§ **PROBLEM REQUIREMENTS**
Note every line in the entries that contains the string "video", and copy it.

§ **PROVIDED MATERIAL**
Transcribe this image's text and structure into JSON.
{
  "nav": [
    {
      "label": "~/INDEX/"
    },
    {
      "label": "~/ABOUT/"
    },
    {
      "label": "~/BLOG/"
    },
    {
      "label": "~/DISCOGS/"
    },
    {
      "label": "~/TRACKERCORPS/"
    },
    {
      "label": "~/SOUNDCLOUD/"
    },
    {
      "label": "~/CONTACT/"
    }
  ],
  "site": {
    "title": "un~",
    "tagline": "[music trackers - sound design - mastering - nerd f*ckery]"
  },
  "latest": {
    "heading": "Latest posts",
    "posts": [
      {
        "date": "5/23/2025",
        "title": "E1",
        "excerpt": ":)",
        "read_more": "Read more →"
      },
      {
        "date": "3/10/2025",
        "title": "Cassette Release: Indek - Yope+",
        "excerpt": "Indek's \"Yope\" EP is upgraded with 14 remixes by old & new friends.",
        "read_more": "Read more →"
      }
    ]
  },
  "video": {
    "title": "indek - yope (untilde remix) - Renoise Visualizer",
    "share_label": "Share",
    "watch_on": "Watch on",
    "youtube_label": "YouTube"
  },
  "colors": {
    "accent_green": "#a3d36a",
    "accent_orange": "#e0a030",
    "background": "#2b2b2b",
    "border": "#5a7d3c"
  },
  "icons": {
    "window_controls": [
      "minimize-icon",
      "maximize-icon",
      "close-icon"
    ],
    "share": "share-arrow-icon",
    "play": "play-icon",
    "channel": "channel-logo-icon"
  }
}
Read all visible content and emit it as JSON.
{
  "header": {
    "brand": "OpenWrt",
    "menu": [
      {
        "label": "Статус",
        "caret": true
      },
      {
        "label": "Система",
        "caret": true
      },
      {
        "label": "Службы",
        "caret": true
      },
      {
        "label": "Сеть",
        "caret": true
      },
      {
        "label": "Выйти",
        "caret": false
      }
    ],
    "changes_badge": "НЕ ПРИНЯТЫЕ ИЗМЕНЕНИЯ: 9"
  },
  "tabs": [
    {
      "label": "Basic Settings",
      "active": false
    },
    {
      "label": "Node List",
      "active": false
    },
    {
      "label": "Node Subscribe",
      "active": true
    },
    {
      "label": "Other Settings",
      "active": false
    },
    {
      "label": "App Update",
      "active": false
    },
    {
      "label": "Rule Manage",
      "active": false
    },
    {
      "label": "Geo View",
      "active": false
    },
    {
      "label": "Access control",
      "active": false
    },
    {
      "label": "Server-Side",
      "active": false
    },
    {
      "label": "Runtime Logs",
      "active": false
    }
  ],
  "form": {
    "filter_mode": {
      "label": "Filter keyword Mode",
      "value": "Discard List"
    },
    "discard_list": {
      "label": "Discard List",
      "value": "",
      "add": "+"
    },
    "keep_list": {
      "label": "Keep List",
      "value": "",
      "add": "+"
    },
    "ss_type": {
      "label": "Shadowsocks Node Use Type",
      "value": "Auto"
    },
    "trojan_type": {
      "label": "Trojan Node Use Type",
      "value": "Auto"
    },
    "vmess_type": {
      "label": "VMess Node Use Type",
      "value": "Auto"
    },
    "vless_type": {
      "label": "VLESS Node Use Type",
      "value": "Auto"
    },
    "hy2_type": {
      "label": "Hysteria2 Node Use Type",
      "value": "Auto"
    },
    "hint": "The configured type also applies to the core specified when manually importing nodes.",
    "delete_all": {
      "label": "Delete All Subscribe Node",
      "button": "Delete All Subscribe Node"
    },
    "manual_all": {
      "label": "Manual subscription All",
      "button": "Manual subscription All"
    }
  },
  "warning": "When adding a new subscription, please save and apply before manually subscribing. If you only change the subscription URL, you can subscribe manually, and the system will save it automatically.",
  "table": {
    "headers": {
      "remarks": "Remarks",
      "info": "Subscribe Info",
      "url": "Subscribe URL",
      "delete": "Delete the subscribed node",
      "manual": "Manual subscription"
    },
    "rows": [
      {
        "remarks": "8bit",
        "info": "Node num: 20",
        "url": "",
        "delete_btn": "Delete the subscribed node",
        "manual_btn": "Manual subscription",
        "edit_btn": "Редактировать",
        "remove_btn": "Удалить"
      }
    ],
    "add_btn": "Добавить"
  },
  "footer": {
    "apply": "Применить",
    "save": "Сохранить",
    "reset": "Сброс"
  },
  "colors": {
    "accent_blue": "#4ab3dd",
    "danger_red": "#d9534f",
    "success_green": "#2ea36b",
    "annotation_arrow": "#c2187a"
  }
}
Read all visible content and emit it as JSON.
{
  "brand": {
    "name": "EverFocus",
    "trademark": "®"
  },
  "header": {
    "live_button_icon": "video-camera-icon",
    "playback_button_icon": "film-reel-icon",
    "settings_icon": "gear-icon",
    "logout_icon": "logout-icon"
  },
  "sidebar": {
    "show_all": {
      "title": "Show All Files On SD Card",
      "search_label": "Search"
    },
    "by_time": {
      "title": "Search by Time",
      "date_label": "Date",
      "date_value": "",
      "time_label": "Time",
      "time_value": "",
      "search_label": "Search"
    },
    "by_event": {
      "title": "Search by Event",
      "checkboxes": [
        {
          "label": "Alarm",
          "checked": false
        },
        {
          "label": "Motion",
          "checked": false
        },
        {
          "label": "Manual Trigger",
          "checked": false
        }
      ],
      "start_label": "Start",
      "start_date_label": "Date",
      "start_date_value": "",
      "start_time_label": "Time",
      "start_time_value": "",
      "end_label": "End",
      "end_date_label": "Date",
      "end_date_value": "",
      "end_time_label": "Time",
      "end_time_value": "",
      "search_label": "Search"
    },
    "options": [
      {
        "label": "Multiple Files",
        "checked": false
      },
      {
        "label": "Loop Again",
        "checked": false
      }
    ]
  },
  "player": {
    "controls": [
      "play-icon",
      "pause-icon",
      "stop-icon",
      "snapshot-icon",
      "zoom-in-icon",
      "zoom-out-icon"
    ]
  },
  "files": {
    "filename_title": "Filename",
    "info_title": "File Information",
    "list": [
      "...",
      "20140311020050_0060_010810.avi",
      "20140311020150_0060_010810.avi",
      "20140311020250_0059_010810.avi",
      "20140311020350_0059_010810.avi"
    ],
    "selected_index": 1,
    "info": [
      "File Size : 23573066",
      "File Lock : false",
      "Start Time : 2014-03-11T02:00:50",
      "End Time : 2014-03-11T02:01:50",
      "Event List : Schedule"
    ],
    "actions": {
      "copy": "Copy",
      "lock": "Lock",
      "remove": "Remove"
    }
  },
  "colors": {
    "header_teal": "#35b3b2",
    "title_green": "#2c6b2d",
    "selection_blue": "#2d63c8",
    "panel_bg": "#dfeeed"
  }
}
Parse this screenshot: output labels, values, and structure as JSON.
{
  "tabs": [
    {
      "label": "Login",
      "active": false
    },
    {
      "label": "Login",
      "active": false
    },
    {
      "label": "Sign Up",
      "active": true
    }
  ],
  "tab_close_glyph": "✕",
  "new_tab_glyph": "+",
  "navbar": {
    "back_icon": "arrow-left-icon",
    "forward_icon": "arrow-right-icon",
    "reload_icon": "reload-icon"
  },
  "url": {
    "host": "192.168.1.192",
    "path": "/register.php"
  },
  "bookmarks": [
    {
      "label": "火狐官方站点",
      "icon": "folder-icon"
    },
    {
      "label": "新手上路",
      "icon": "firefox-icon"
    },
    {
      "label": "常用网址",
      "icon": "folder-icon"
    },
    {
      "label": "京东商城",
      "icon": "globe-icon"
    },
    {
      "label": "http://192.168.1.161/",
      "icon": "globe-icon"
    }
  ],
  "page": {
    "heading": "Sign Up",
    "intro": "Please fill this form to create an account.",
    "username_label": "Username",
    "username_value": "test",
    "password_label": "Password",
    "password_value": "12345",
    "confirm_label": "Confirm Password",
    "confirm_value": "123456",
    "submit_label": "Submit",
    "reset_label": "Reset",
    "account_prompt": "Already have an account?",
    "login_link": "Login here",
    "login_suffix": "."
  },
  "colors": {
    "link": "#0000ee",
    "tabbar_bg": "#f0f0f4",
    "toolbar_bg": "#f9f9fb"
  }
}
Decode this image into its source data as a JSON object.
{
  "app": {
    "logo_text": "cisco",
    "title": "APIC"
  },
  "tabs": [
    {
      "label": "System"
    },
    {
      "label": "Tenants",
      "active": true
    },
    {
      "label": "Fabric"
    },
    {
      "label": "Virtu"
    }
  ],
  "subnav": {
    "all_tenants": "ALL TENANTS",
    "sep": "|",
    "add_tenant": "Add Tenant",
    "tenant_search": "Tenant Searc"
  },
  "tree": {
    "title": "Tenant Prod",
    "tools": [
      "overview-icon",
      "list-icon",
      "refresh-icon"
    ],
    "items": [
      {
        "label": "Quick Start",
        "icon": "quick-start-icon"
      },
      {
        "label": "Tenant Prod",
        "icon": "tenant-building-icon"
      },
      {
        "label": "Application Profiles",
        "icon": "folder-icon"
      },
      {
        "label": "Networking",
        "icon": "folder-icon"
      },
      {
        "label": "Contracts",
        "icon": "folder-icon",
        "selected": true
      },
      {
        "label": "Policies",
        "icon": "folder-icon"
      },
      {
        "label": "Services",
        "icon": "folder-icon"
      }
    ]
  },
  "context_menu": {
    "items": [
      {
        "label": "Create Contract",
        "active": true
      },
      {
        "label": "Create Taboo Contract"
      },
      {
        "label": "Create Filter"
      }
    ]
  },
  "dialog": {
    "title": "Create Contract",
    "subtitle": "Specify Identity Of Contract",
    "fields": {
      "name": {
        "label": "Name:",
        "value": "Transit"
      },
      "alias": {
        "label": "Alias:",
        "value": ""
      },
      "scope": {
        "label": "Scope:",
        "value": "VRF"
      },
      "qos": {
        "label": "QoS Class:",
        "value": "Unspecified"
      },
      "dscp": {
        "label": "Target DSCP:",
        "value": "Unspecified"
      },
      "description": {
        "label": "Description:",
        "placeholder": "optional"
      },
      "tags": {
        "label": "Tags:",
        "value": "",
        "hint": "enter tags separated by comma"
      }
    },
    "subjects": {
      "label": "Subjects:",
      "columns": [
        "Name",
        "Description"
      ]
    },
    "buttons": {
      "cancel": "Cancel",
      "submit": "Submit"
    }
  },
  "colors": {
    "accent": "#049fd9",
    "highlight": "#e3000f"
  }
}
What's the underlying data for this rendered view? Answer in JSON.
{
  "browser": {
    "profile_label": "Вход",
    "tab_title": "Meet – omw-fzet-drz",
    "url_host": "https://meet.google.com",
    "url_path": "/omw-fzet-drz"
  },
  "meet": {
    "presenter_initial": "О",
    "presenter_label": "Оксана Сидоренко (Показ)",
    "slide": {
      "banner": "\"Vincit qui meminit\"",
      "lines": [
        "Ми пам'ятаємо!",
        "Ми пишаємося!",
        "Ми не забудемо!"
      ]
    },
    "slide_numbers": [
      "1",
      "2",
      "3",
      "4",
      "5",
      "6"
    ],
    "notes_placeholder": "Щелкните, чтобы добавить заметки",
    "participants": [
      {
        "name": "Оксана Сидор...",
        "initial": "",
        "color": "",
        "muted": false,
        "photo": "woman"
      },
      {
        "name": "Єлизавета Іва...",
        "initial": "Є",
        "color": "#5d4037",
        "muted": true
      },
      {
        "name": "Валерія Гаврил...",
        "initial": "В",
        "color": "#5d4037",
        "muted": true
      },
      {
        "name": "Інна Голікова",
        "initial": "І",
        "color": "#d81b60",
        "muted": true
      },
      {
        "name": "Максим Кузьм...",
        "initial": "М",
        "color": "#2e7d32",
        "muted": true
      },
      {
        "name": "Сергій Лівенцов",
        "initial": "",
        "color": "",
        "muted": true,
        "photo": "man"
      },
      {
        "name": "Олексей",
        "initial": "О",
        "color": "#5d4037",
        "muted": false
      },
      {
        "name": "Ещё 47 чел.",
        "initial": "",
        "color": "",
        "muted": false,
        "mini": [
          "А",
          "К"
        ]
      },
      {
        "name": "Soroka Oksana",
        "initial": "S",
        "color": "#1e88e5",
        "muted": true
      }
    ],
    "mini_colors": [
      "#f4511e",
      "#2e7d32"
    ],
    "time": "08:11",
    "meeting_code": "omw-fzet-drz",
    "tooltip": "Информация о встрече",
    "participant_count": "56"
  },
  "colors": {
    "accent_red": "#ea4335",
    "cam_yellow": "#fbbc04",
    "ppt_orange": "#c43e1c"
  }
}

§ **WORKED SOLUTION**
  "video": {
    "live_button_icon": "video-camera-icon",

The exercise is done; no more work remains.